● **PROBLEM TO SOLVE**: Omit the pictures and reproduce the rest of the listing exactly.

● **EXERCISE DATA**:

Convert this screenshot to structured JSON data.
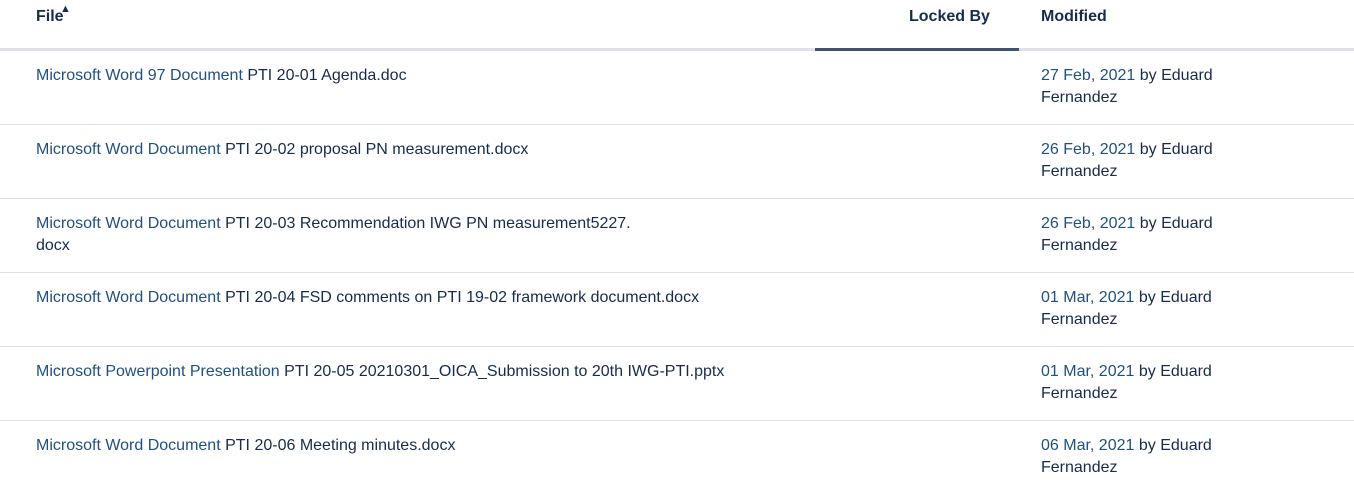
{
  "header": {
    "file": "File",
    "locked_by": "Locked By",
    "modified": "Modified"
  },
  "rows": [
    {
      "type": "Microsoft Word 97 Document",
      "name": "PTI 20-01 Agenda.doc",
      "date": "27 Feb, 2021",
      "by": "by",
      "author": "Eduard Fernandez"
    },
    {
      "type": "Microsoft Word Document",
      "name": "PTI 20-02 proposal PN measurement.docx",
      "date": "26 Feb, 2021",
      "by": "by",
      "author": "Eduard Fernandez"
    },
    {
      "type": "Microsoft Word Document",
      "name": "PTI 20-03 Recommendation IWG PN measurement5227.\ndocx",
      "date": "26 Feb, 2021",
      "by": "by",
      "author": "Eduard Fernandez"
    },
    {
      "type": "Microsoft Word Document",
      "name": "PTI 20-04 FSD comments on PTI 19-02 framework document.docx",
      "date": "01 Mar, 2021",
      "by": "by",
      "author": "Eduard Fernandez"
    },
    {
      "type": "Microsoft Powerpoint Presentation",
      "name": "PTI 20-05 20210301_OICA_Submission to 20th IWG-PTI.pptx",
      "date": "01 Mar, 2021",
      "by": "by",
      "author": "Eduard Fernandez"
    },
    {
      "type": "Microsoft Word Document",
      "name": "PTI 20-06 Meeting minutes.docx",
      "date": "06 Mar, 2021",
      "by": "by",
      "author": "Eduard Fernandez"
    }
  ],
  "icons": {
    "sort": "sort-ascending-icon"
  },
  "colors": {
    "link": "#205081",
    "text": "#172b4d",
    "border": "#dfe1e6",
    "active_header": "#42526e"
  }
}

● **SOLVED EXERCISE**:
Convert this screenshot to structured JSON data.
{
  "header": {
    "file": "File",
    "locked_by": "Locked By",
    "modified": "Modified"
  },
  "rows": [
    {
      "type": "Microsoft Word 97 Document",
      "name": "PTI 20-01 Agenda.doc",
      "date": "27 Feb, 2021",
      "by": "by",
      "author": "Eduard Fernandez"
    },
    {
      "type": "Microsoft Word Document",
      "name": "PTI 20-02 proposal PN measurement.docx",
      "date": "26 Feb, 2021",
      "by": "by",
      "author": "Eduard Fernandez"
    },
    {
      "type": "Microsoft Word Document",
      "name": "PTI 20-03 Recommendation IWG PN measurement5227.\ndocx",
      "date": "26 Feb, 2021",
      "by": "by",
      "author": "Eduard Fernandez"
    },
    {
      "type": "Microsoft Word Document",
      "name": "PTI 20-04 FSD comments on PTI 19-02 framework document.docx",
      "date": "01 Mar, 2021",
      "by": "by",
      "author": "Eduard Fernandez"
    },
    {
      "type": "Microsoft Powerpoint Presentation",
      "name": "PTI 20-05 20210301_OICA_Submission to 20th IWG-PTI.pptx",
      "date": "01 Mar, 2021",
      "by": "by",
      "author": "Eduard Fernandez"
    },
    {
      "type": "Microsoft Word Document",
      "name": "PTI 20-06 Meeting minutes.docx",
      "date": "06 Mar, 2021",
      "by": "by",
      "author": "Eduard Fernandez"
    }
  ],
  "icons": {
    "sort": "sort-ascending-icon"
  },
  "colors": {
    "link": "#205081",
    "text": "#172b4d",
    "border": "#dfe1e6",
    "active_header": "#42526e"
  }
}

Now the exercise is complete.